Victoria Hasson, Research Communicator
“I feel privileged to help get key facts, information, and evidence communicated to a broader audience. Research communication is all about making information digestible so that it can have a greater impact. At times it can also be about opening up the language of research to a broader audience.
This is the most satisfying aspect of research communication because I feel I’m helping the writer and the reader to reach each other without them having to put the work in themselves, and in the end making that connection is the most rewarding aspect of this work.”
Step 2: Making research findings creative
Another important part of retelling research relates to visuals. This entails repurposing the summary in different visual formats, elements and components. The narrative adopted to present the research findings is brought to life into a visual narrative. An imaginative process is kicked off in which various concepts, ideas and processes are illustrated visually.
In most of our past collaborations, the creative and visual part of the research communication process came after the summary. In these cases, the summary acted as the starting point for the creative journey.
Inspiration for this step can come from different aspects of the research: its theme, the various elements that make up that theme, the nature of the research (i.e. more qualitative or quantitative), the people impacted by the research, or the setting in which the research is presented. Any of these aspects can provide a starting point to reimagine the research findings in a visual way.
Once the textual basis of the visualisation is agreed on (i.e. summary or script), the design process is both fun and challenging. The goal is to ensure the visuals match the context of the research, that is hitting the right mark, that it is authentic and representative of the people it speaks about.
As we saw in the collaboration with Pf Caroline Dyer, the authenticity of the icons and visual elements used was key in ensuring the visuals were aligned with the audience and research participants. In that case, we ensured the icons accurately depicted the education context of pastoralist populations in African countries and were not reflecting Western ideals of education instead.
In terms of concrete final formats that this step can take, these can be:
- Visual summaries
There is no limit to our imagination in this step, with the only limiting factors being where the research is being presented and the intended plan for disseminating the final product.
Beyond the ‘Oh, this looks lovely!’ factor, the most important function of these visual representations is to create a link between the audience and the author of the research so as to facilitate further collaborations and, in the process, maximise the impact that the research can have in the real world.
Radina Metodieva, Graphic Designer
“Designing research findings starts with understanding what the research is about and what key things should be represented in the design. This is then followed by brainstorming ideas about how these key messages can be shown in an interesting and representative ways in the design! Deciding on colour palettes and sketching our ideas down is one of the first things we do. Will it have icons? Or photos? Maybe some fun illustrations! Always keeping it relevant to the research findings.

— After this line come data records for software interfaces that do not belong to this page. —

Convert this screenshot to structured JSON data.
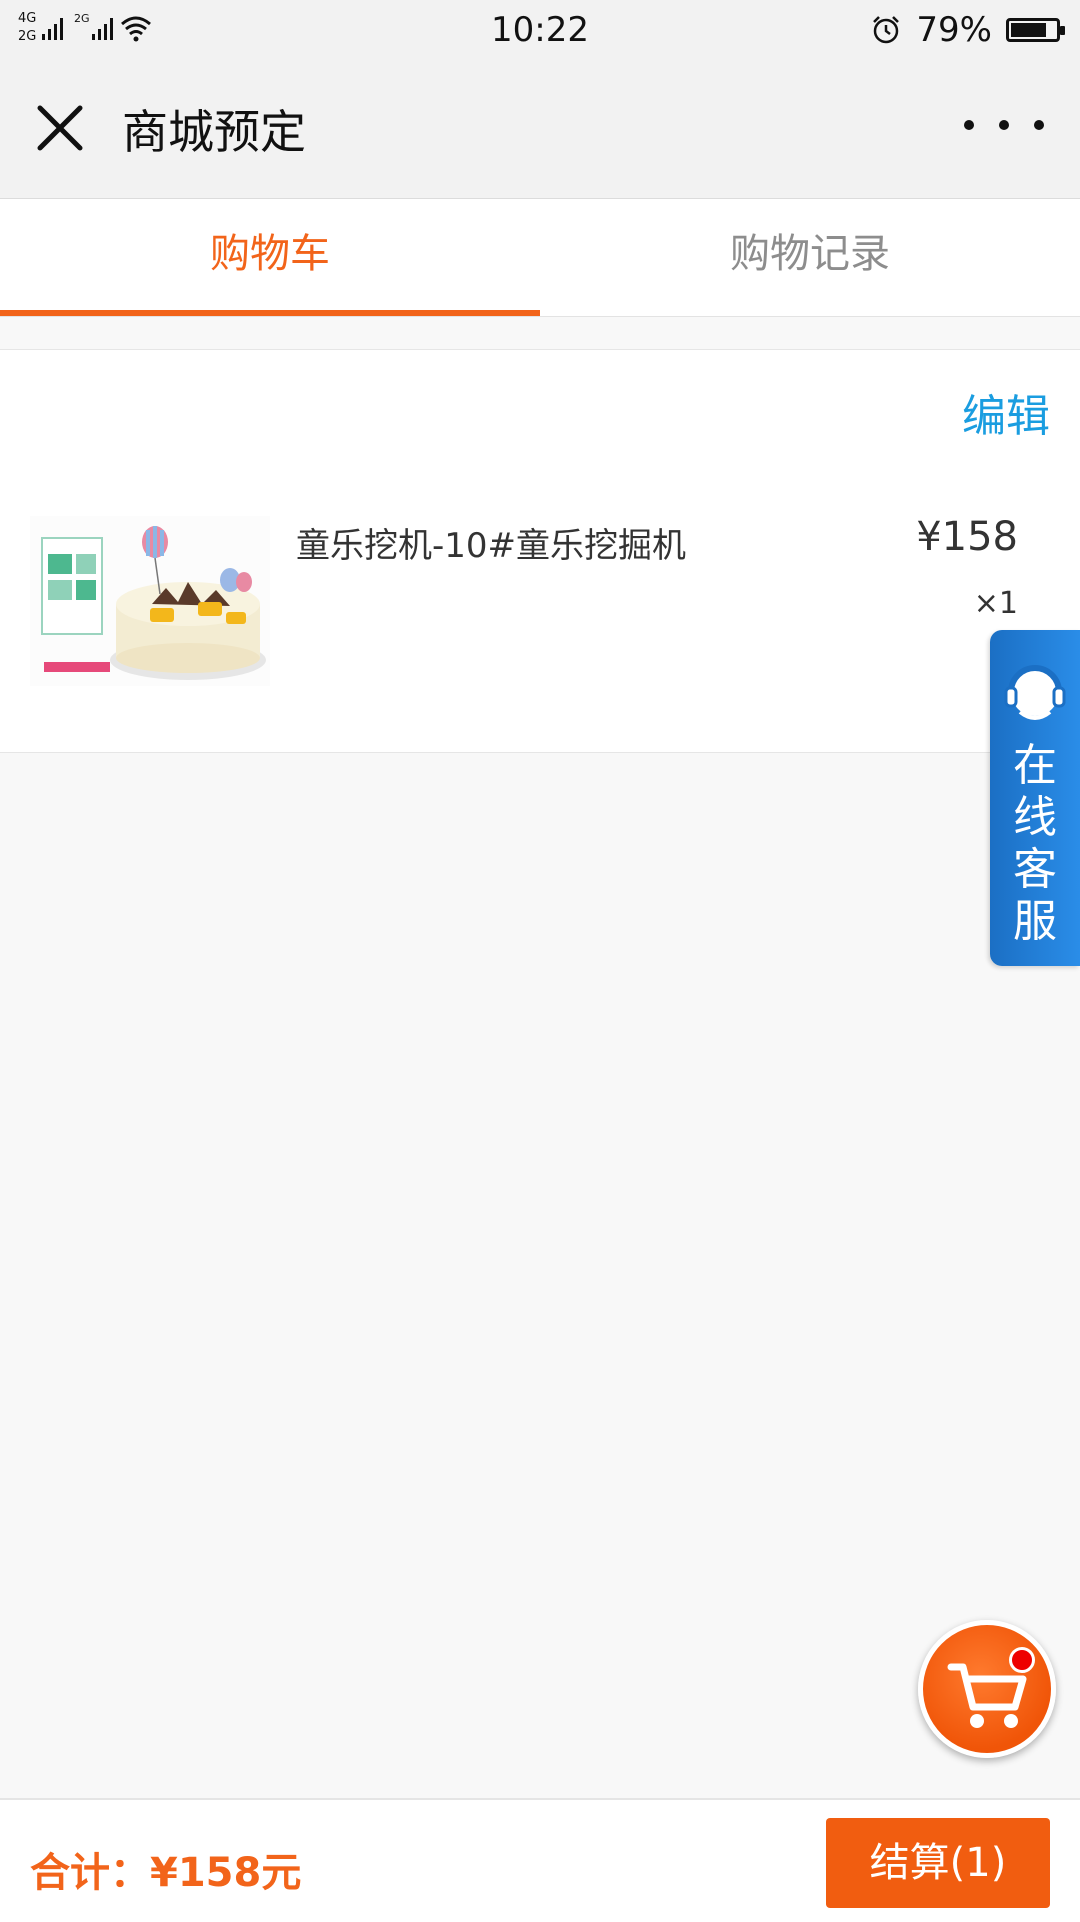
{
  "status_bar": {
    "network_1": "4G",
    "network_2": "2G",
    "network_3": "2G",
    "time": "10:22",
    "battery_percent": "79%",
    "battery_level": 0.79
  },
  "header": {
    "title": "商城预定"
  },
  "tabs": [
    {
      "label": "购物车",
      "active": true
    },
    {
      "label": "购物记录",
      "active": false
    }
  ],
  "cart": {
    "edit_label": "编辑",
    "items": [
      {
        "name": "童乐挖机-10#童乐挖掘机",
        "price": "¥158",
        "quantity": "×1"
      }
    ]
  },
  "service": {
    "label": "在线客服"
  },
  "footer": {
    "total_label": "合计：",
    "total_value": "¥158元",
    "checkout_label": "结算(1)"
  },
  "colors": {
    "accent": "#f2641a",
    "link": "#1a9de0",
    "service": "#1b6fc4"
  }
}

This is a very enjoyable process, because not only is it fun to obviously create new designs, but I get to learn new things from a variety of topics I might have not even known about from the research papers themselves! Working on research I might not necessarily be familiar with challenges my creativity every time. But it is definitely an amazing and fun ‘challenge’ to have the pleasure to be part of!”
In conclusion, ‘retelling research’ means condensing a research piece into an accessible and engaging piece of content through a set of language and design procedures.
We love retelling research and would love to hear your thoughts! Have you seen research communicated in an engaging and fun way? Please share below!